both to scene assembly and into XSI. "But the models don't come out of XSI,"
McGill says, "only the caches [points] are exported. As long as your points
match, everything works." Animators rig the character in XSI and that rig is
saved as an XSI model. This allows for automatically updating files with the
latest work. When animators open a file, it already has the most up-to-date
rig, "which saves us a lot of time."
Duel's English and French
rivals (Weatherby and Dubious, respectively) have the dialogue and they got the
formal facial treatment in the short. Face Robot was typically employed when
they had speaking lines and, when not, the characters got the traditional Blur
facial treatment. "Their faces are very expressive and stylized," McGill says,
contrasting the duelists to Blur's more naturalistic mocap characters created
for cinematics like the recent X-Men Legends, which also used Face Robot.
Diego Garcia created a "cache
preview" program that allowed Blur staff to QC the lead characters before going
to a final render. Another innovation McGill appreciates is the automated rig
builder he worked on with programmer Eric Hulser. "The nice thing about our
process is we already have things locked off and QC'd before it gets to
McGill appreciates the way
Softimage has been developing XSI as a core product, rather than building
around the edges. "XSI can control the amount of complexity by off-loading
models," he says. "As they've added features, everything fits together properly
as well. Things follow a consistent methodology."
Blur uses Eyeon Fusion for
compositing and finishing its shots and Gentlemen's Duel consisted of 135,
employing various different looks and times of day. Shots were separated into
different passes — lights, layers, effects and so on. Some shots would have 12
different passes and some Duel shots wound up with over 50 passes in Fusion.

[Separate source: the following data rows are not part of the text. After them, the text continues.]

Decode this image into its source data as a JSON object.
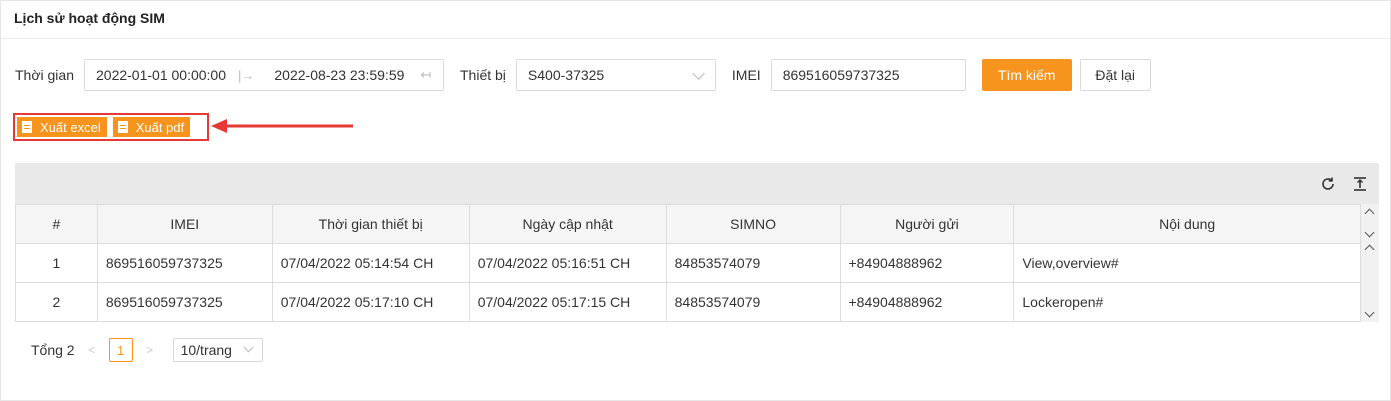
{
  "page": {
    "title": "Lịch sử hoạt động SIM"
  },
  "filters": {
    "time_label": "Thời gian",
    "start": "2022-01-01 00:00:00",
    "end": "2022-08-23 23:59:59",
    "device_label": "Thiết bị",
    "device_value": "S400-37325",
    "imei_label": "IMEI",
    "imei_value": "869516059737325",
    "search_label": "Tìm kiếm",
    "reset_label": "Đặt lại"
  },
  "export": {
    "excel_label": "Xuất excel",
    "pdf_label": "Xuất pdf"
  },
  "table": {
    "columns": [
      "#",
      "IMEI",
      "Thời gian thiết bị",
      "Ngày cập nhật",
      "SIMNO",
      "Người gửi",
      "Nội dung"
    ],
    "rows": [
      [
        "1",
        "869516059737325",
        "07/04/2022 05:14:54 CH",
        "07/04/2022 05:16:51 CH",
        "84853574079",
        "+84904888962",
        "View,overview#"
      ],
      [
        "2",
        "869516059737325",
        "07/04/2022 05:17:10 CH",
        "07/04/2022 05:17:15 CH",
        "84853574079",
        "+84904888962",
        "Lockeropen#"
      ]
    ]
  },
  "pagination": {
    "total_label": "Tổng 2",
    "current_page": "1",
    "page_size": "10/trang"
  },
  "colors": {
    "accent": "#f7941d",
    "highlight": "#e53935"
  }
}
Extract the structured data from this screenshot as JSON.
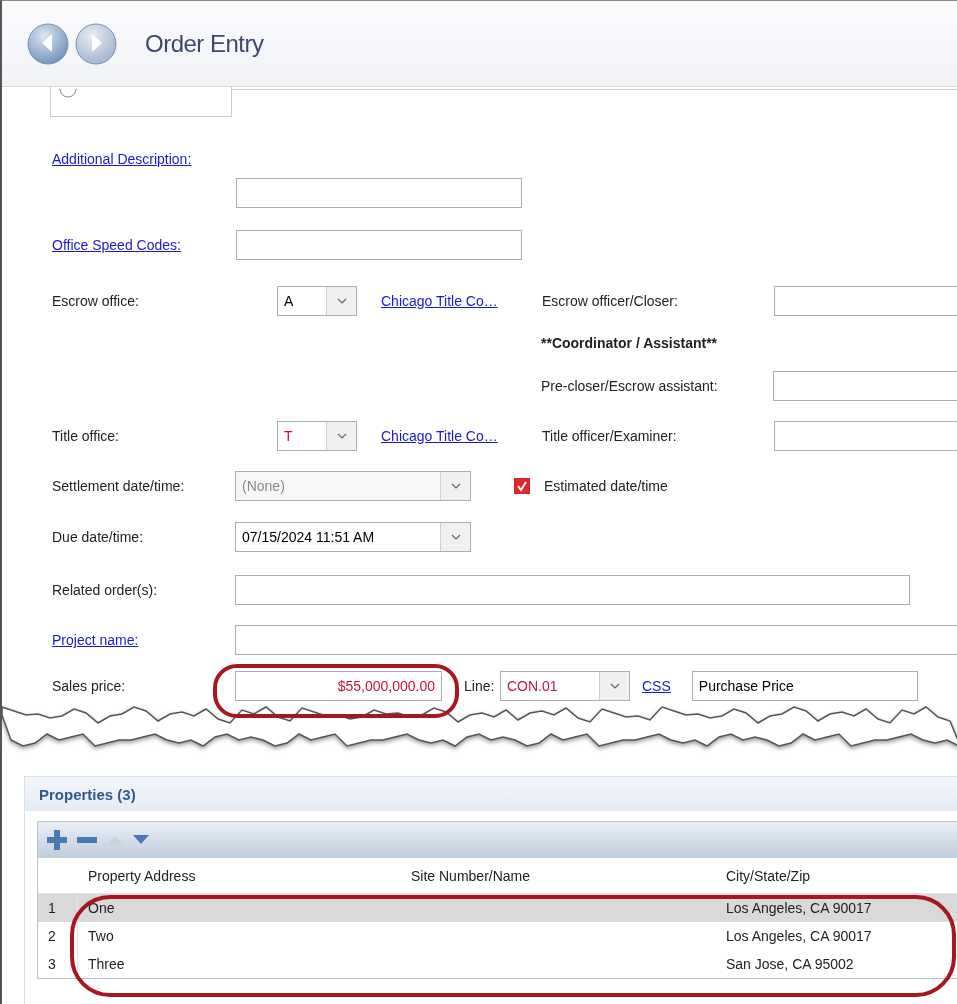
{
  "window": {
    "title": "Order Entry"
  },
  "form": {
    "other_radio": {
      "selected": false
    },
    "additional_description": {
      "label": "Additional Description:",
      "kind": "link"
    },
    "office_speed_codes": {
      "label": "Office Speed Codes:",
      "kind": "link"
    },
    "escrow_office": {
      "label": "Escrow office:",
      "kind": "text",
      "code": "A",
      "required": false,
      "link": "Chicago Title Co…"
    },
    "escrow_officer": {
      "label": "Escrow officer/Closer:",
      "kind": "text"
    },
    "coordinator_heading": "**Coordinator / Assistant**",
    "pre_closer": {
      "label": "Pre-closer/Escrow assistant:",
      "kind": "text"
    },
    "title_office": {
      "label": "Title office:",
      "kind": "text",
      "code": "T",
      "required": true,
      "link": "Chicago Title Co…"
    },
    "title_officer": {
      "label": "Title officer/Examiner:",
      "kind": "text"
    },
    "settlement": {
      "label": "Settlement date/time:",
      "kind": "text",
      "value": "(None)",
      "disabled": true
    },
    "estimated": {
      "label": "Estimated date/time",
      "checked": true
    },
    "due": {
      "label": "Due date/time:",
      "kind": "text",
      "value": "07/15/2024 11:51 AM",
      "disabled": false
    },
    "related_orders": {
      "label": "Related order(s):",
      "kind": "text"
    },
    "project_name": {
      "label": "Project name:",
      "kind": "link"
    },
    "sales_price": {
      "label": "Sales price:",
      "kind": "text",
      "value": "$55,000,000.00",
      "required": true
    },
    "line": {
      "label": "Line:",
      "code": "CON.01",
      "required": true,
      "link": "CSS",
      "description": "Purchase Price"
    }
  },
  "properties": {
    "title": "Properties (3)",
    "toolbar": [
      {
        "kind": "add",
        "disabled": false
      },
      {
        "kind": "remove",
        "disabled": false
      },
      {
        "kind": "move_up",
        "disabled": true
      },
      {
        "kind": "move_down",
        "disabled": false
      }
    ],
    "columns": [
      "Property Address",
      "Site Number/Name",
      "City/State/Zip"
    ],
    "rows": [
      {
        "number": "1",
        "address": "One",
        "city": "Los Angeles, CA 90017",
        "selected": true
      },
      {
        "number": "2",
        "address": "Two",
        "city": "Los Angeles, CA 90017",
        "selected": false
      },
      {
        "number": "3",
        "address": "Three",
        "city": "San Jose, CA 95002",
        "selected": false
      }
    ]
  }
}
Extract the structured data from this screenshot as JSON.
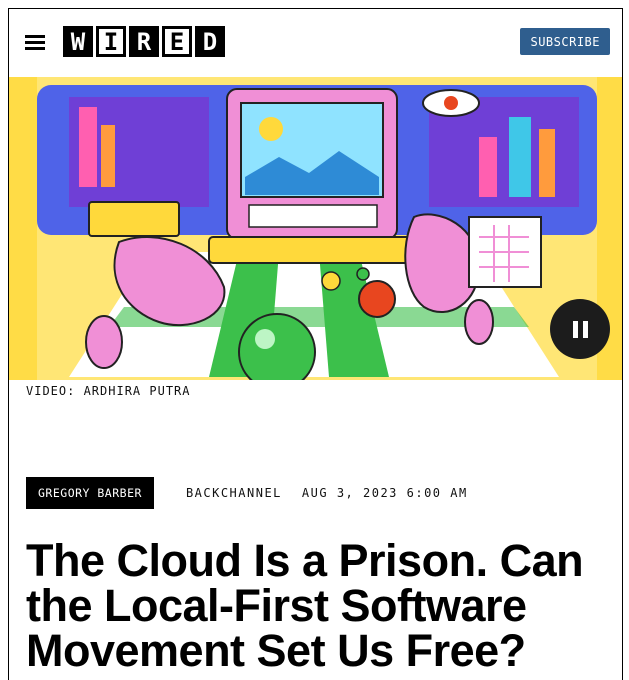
{
  "header": {
    "logo_letters": [
      "W",
      "I",
      "R",
      "E",
      "D"
    ],
    "subscribe_label": "SUBSCRIBE"
  },
  "hero": {
    "credit": "VIDEO: ARDHIRA PUTRA"
  },
  "article": {
    "author": "GREGORY BARBER",
    "rubric": "BACKCHANNEL",
    "date": "AUG 3, 2023 6:00 AM",
    "headline": "The Cloud Is a Prison. Can the Local-First Software Movement Set Us Free?"
  },
  "colors": {
    "subscribe_bg": "#2f5e8e",
    "hero_pink": "#f08fd6",
    "hero_yellow": "#ffd93b",
    "hero_green": "#3cc04b"
  },
  "icons": [
    "hamburger-menu-icon",
    "pause-icon"
  ]
}
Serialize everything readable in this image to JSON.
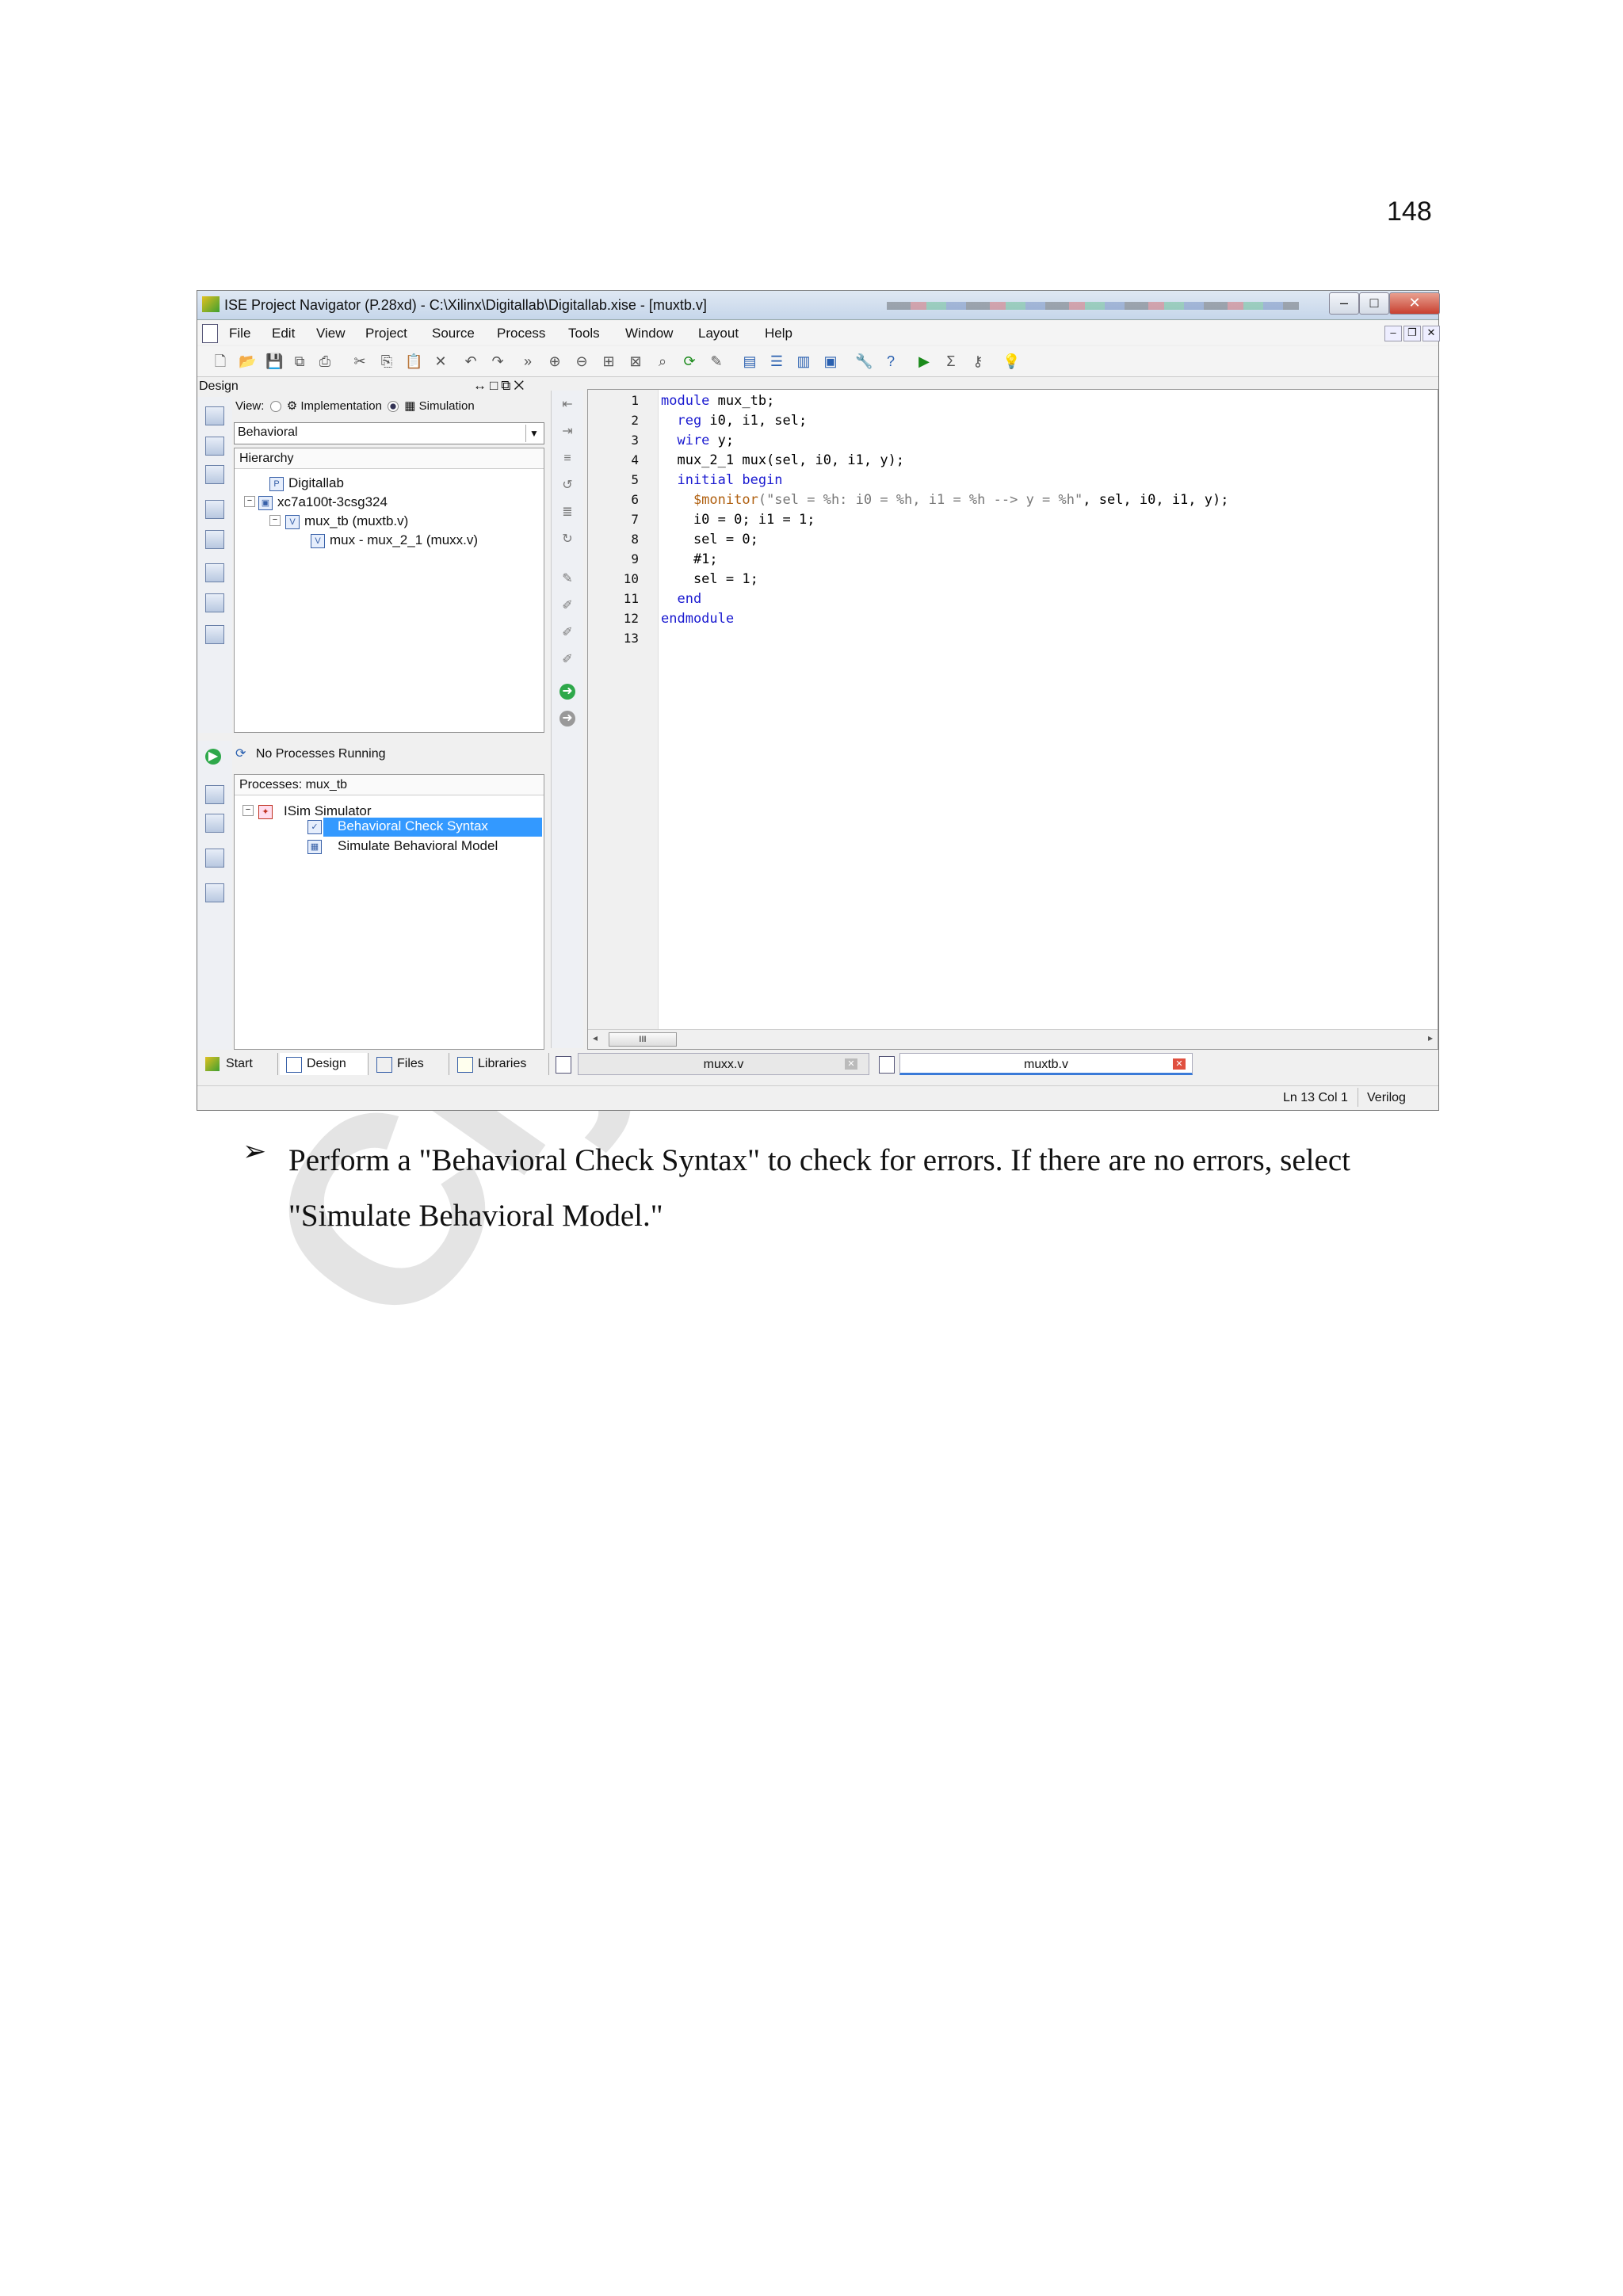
{
  "page_number": "148",
  "watermark": "Ciyamala",
  "window": {
    "title": "ISE Project Navigator (P.28xd) - C:\\Xilinx\\Digitallab\\Digitallab.xise - [muxtb.v]"
  },
  "menu": [
    "File",
    "Edit",
    "View",
    "Project",
    "Source",
    "Process",
    "Tools",
    "Window",
    "Layout",
    "Help"
  ],
  "design_panel": {
    "header": "Design",
    "view_label": "View:",
    "view_options": [
      "Implementation",
      "Simulation"
    ],
    "view_selected": "Simulation",
    "behavior_select": "Behavioral",
    "hierarchy_header": "Hierarchy",
    "tree": [
      {
        "label": "Digitallab",
        "icon": "project-icon"
      },
      {
        "label": "xc7a100t-3csg324",
        "icon": "chip-icon"
      },
      {
        "label": "mux_tb (muxtb.v)",
        "icon": "verilog-file-icon"
      },
      {
        "label": "mux - mux_2_1 (muxx.v)",
        "icon": "verilog-file-icon"
      }
    ]
  },
  "process_panel": {
    "status": "No Processes Running",
    "header": "Processes: mux_tb",
    "items": [
      {
        "label": "ISim Simulator",
        "icon": "simulator-icon"
      },
      {
        "label": "Behavioral Check Syntax",
        "icon": "check-syntax-icon",
        "selected": true
      },
      {
        "label": "Simulate Behavioral Model",
        "icon": "simulate-icon"
      }
    ]
  },
  "bottom_tabs": [
    "Start",
    "Design",
    "Files",
    "Libraries"
  ],
  "editor": {
    "line_numbers": [
      "1",
      "2",
      "3",
      "4",
      "5",
      "6",
      "7",
      "8",
      "9",
      "10",
      "11",
      "12",
      "13"
    ],
    "lines": [
      {
        "kw": "module",
        "rest": " mux_tb;"
      },
      {
        "kw": "  reg",
        "rest": " i0, i1, sel;"
      },
      {
        "kw": "  wire",
        "rest": " y;"
      },
      {
        "kw": "",
        "rest": "  mux_2_1 mux(sel, i0, i1, y);"
      },
      {
        "kw": "  initial begin",
        "rest": ""
      },
      {
        "sys": "    $monitor",
        "str": "(\"sel = %h: i0 = %h, i1 = %h --> y = %h\"",
        "rest": ", sel, i0, i1, y);"
      },
      {
        "kw": "",
        "rest": "    i0 = 0; i1 = 1;"
      },
      {
        "kw": "",
        "rest": "    sel = 0;"
      },
      {
        "kw": "",
        "rest": "    #1;"
      },
      {
        "kw": "",
        "rest": "    sel = 1;"
      },
      {
        "kw": "  end",
        "rest": ""
      },
      {
        "kw": "endmodule",
        "rest": ""
      },
      {
        "kw": "",
        "rest": ""
      }
    ],
    "tabs": [
      {
        "label": "muxx.v",
        "active": false
      },
      {
        "label": "muxtb.v",
        "active": true
      }
    ],
    "scroll_thumb": "III"
  },
  "status_bar": {
    "position": "Ln 13 Col 1",
    "language": "Verilog"
  },
  "instruction": {
    "bullet": "➢",
    "text": "Perform a \"Behavioral Check Syntax\" to check for errors. If there are no errors, select \"Simulate Behavioral Model.\""
  },
  "colors": {
    "selection": "#3399ff",
    "keyword": "#1a1ad0",
    "system_task": "#b06010",
    "close_button": "#c84030"
  }
}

To
facilitate this, Blur programmers wrote a "Shot Change" tool for Fusion. (For
an in-depth discussion with Sebastien Chort on Blur's use of Eyeon Fusion on
Gentlemen's Duel, visit www.eyeonline.com and choose "community"; then click on
"Our thing was always that it
had to work in our pipeline, which was a Max pipeline primarily," says Miller
of the effort to have Gentlemen's Duel render a new world of interoperability
among CG systems. "I'd like to see all software migrate to some sort of usage
fee system," he opines, "where people could afford to use it. But it's nice to
know at least there's a solution."